MISSISSIPPI STATE -- Outdoor physical activities in late summer and early fall can be challenging or even deadly if Mississippians are not careful to avoid heat illnesses, and children may be at the most risk.
More than 300 people die annually from heat-related illnesses, according to the Centers for Disease Control and Prevention. Many of the people who end up in emergency rooms for heat illnesses and dehydration are children.
Sharon Allen Haynes, area nutrition agent in Bolivar County, said adults should make sure children have plenty of water in their systems before, during and after outdoor activities. Fall athletes and marching band members may encounter heat stress more often, but even very young children are at risk.
"Adults may not realize how hot children are because we are not affected by the heat in the same way," Haynes said. "The smaller the child, the faster he or she will absorb heat, and they do not benefit from sweating as much as adults do."
Haynes said anyone taking part in activities during the heat of the day should be drinking plenty of water or sports drinks.
"Water is always an appropriate fluid replacement, but sometimes people will drink more of the flavored sports drinks," Haynes said. "Colas are typically high in sugars and caffeine, which makes them take longer to absorb into the body, may cause cramping and will increase urine output."
Haynes recommended several snack foods such as bananas, raisins and granola bars to help physical performance in hot weather.

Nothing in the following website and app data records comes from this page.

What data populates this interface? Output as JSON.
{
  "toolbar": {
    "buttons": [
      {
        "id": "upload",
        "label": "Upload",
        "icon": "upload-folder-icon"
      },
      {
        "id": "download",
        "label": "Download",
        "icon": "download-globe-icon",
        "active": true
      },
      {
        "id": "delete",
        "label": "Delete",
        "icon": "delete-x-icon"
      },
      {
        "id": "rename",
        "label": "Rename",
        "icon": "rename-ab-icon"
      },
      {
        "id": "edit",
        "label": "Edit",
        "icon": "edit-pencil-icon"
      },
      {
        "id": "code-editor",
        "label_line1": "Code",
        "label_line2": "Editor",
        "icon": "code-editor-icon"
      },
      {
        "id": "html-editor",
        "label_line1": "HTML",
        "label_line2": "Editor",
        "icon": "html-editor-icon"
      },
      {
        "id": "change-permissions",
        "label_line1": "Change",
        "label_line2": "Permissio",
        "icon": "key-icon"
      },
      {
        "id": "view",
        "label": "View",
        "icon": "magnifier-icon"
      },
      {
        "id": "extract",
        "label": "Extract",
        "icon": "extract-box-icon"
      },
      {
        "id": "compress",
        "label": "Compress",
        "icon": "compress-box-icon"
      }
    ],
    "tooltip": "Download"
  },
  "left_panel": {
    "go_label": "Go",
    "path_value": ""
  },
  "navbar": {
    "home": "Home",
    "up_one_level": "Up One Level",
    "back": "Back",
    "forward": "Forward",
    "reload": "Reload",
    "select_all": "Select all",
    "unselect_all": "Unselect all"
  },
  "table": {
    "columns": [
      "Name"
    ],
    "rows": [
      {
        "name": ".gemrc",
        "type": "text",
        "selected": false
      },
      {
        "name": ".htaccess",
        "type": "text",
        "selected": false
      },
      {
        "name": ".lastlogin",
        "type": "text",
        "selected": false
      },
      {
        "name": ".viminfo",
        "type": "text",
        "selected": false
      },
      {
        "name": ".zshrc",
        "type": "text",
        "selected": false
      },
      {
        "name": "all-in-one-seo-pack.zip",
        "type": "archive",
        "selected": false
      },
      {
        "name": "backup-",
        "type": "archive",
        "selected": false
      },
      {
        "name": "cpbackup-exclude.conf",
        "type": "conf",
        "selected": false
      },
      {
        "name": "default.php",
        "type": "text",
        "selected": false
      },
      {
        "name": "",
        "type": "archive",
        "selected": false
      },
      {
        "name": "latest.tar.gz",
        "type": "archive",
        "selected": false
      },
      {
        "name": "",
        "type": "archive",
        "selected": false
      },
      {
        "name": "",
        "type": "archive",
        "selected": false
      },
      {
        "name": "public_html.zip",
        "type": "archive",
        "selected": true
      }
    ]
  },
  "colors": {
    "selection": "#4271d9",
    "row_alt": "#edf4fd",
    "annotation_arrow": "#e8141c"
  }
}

Take frequent breaks for fluids rather than waiting longer and drinking larger amounts. People may not feel thirsty until it is too late.
Paul Mock, head athletic trainer for Mississippi State University, encourages people to build up a tolerance for the heat in the weeks preceding outdoor activities. Whenever possible, choose the cooler times of the day for physical exertion, and wear loose-fitting, light-colored clothing. The subtle symptoms associated with heat illness are often overlooked, resulting in more serious problems for affected athletes.
"Some of the signs that a person is having a problem include disorientation, weakness, sluggishness and a decrease in mental alertness," Mock said. "Stress can increase the risk of heat exhaustion. Some medications, such as ibuprofen and aspirin, also can increase the risk."
Mock said drinking ample fluids will help to maintain an individual's health and athletic performance. Dark urine is a sign that a person is not drinking enough fluids.
"The first indicators of dehydration are thirst, irritability and general discomfort," Mock said. "Headache, cramps, chills, vomiting, nausea, head or neck heat sensations, and decreased performance may occur if the dehydration progresses."
Remember that dehydration is easier to prevent than it is to treat.
Contact: Sharon Allen Haynes, (662) 843-8371